**Exercise prompt**. Would you go through the records below and copy each line with the string "JSON"?

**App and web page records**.
== Segment start ==
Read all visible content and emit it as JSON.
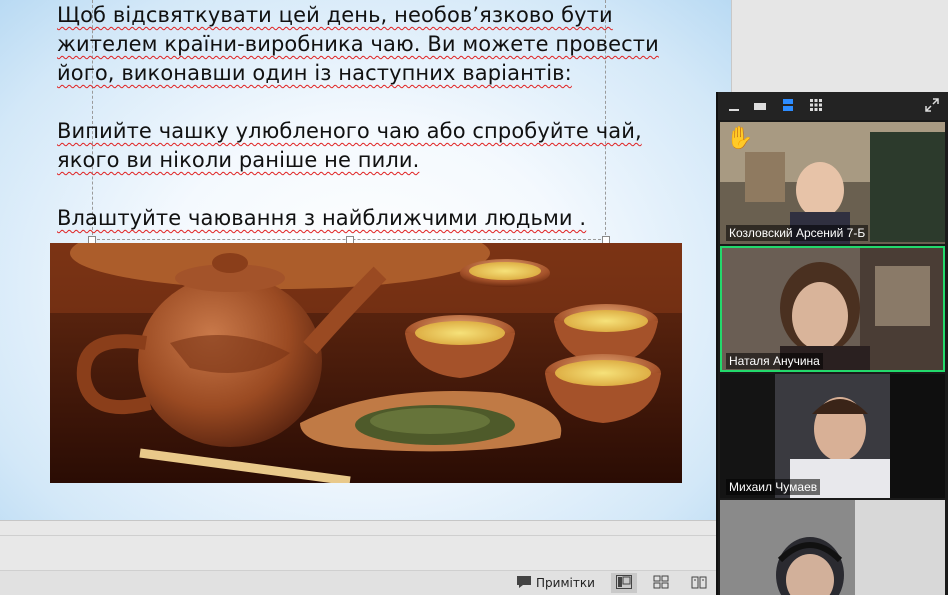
{
  "slide": {
    "lines": [
      "Щоб відсвяткувати цей день, необов’язково бути",
      "жителем країни-виробника чаю. Ви можете провести",
      "його, виконавши один із наступних варіантів:",
      "Випийте чашку улюбленого чаю або спробуйте чай,",
      "якого ви ніколи раніше не пили.",
      "Влаштуйте чаювання з найближчими людьми ."
    ],
    "image_alt": "tea-set-photo"
  },
  "statusbar": {
    "notes_label": "Примітки"
  },
  "zoom": {
    "participants": [
      {
        "name": "Козловский Арсений 7-Б",
        "hand_raised": true,
        "active": false
      },
      {
        "name": "Наталя Анучина",
        "hand_raised": false,
        "active": true
      },
      {
        "name": "Михаил Чумаев",
        "hand_raised": false,
        "active": false
      },
      {
        "name": "",
        "hand_raised": false,
        "active": false
      }
    ],
    "colors": {
      "active_border": "#23d96c",
      "toolbar_active": "#2d8cff"
    }
  }
}
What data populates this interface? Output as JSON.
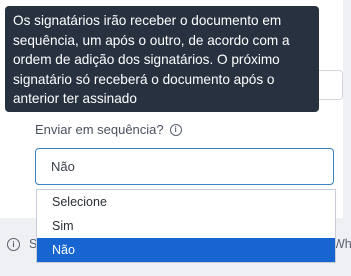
{
  "tooltip": {
    "text": "Os signatários irão receber o documento em sequência, um após o outro, de acordo com a ordem de adição dos signatários. O próximo signatário só receberá o documento após o anterior ter assinado"
  },
  "field": {
    "label": "Enviar em sequência?",
    "info_icon": "info-circle-icon",
    "selected_value": "Não"
  },
  "dropdown": {
    "options": [
      "Selecione",
      "Sim",
      "Não"
    ],
    "selected_index": 2
  },
  "background_row": {
    "left_text": "S",
    "right_text": "Wh",
    "icon": "info-circle-icon"
  },
  "colors": {
    "tooltip_bg": "#283140",
    "focus_border": "#3b82c4",
    "selected_option_bg": "#1765d0"
  }
}
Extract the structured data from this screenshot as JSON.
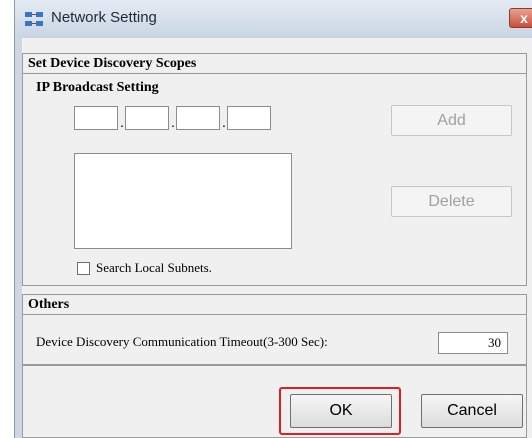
{
  "window": {
    "title": "Network Setting",
    "close_glyph": "x",
    "icon": "network-setting-icon"
  },
  "discovery": {
    "header": "Set Device Discovery Scopes",
    "ip_broadcast_label": "IP Broadcast Setting",
    "ip_octets": [
      "",
      "",
      "",
      ""
    ],
    "ip_separator": ".",
    "add_label": "Add",
    "delete_label": "Delete",
    "search_local_label": "Search Local Subnets.",
    "search_local_checked": false
  },
  "others": {
    "header": "Others",
    "timeout_label": "Device Discovery Communication Timeout(3-300 Sec):",
    "timeout_value": "30"
  },
  "footer": {
    "ok_label": "OK",
    "cancel_label": "Cancel"
  },
  "colors": {
    "highlight": "#e02020",
    "title_bar": "#c9d5e3",
    "close_button": "#c7503a"
  }
}
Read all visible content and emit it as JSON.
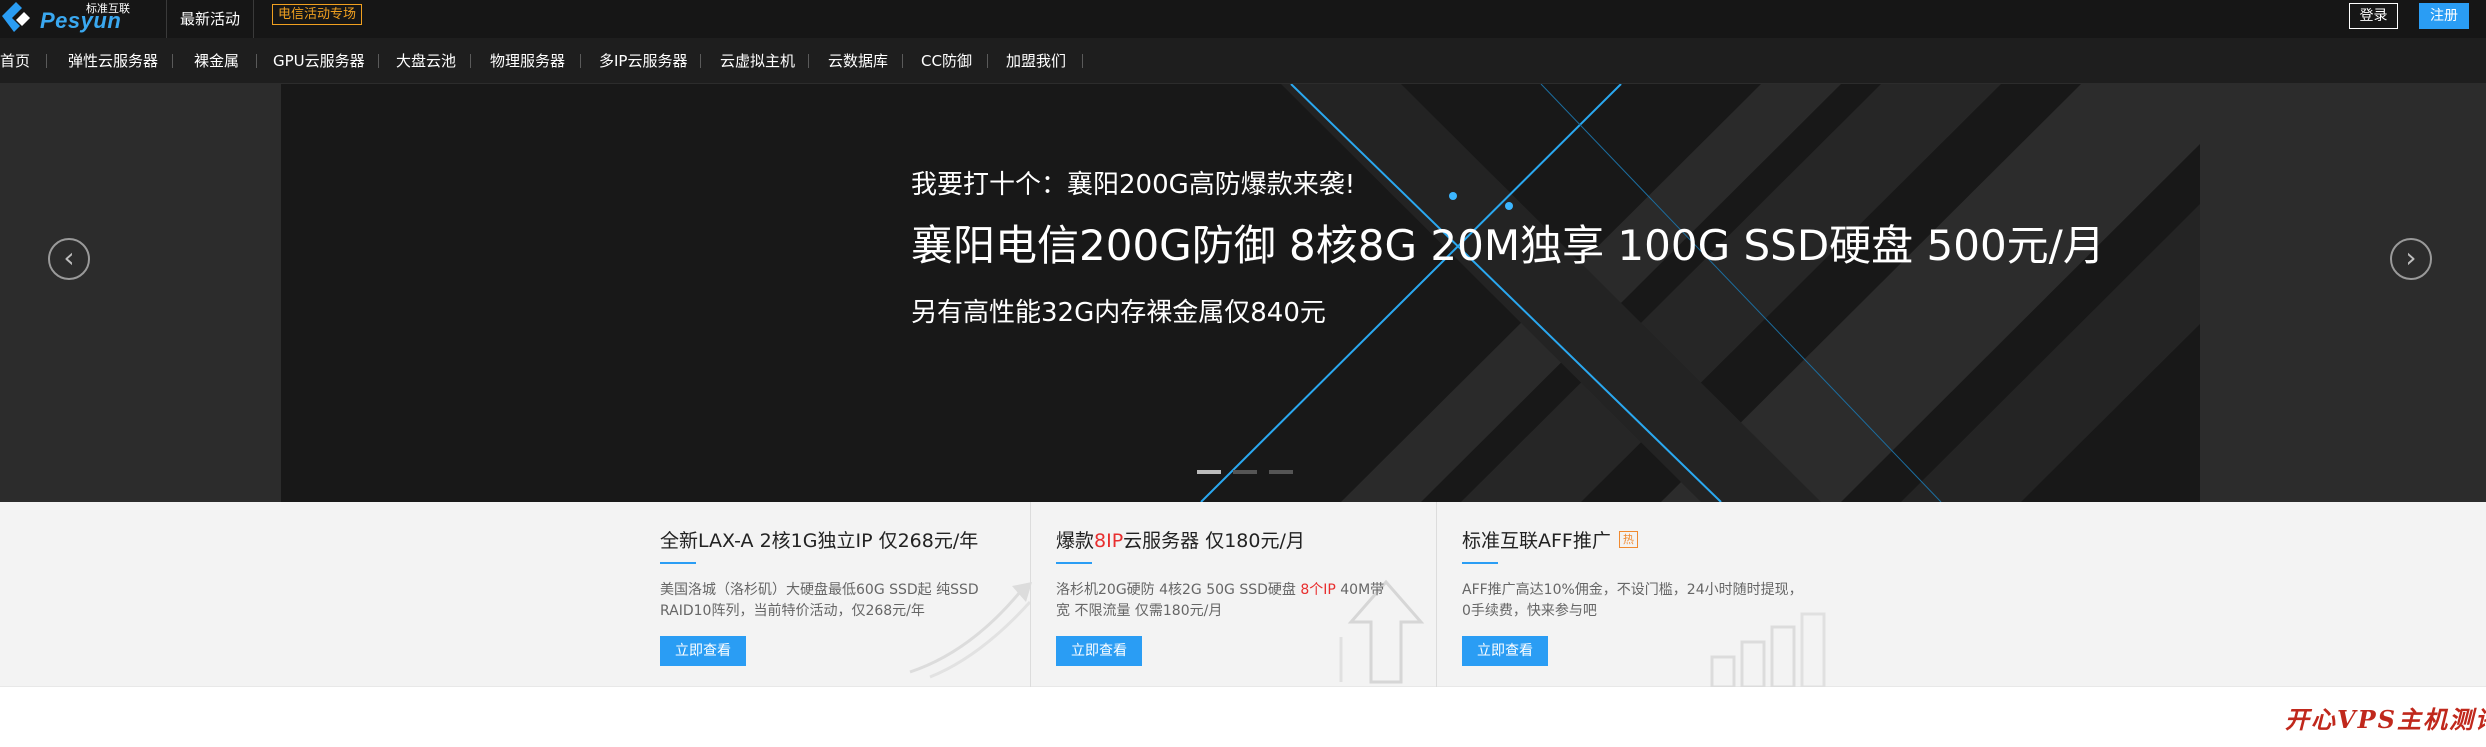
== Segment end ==
**Completed task**.
Read all visible content and emit it as JSON.
What data populates this interface? Output as JSON.
Extract the structured data from this screenshot as JSON.
Read all visible content and emit it as JSON.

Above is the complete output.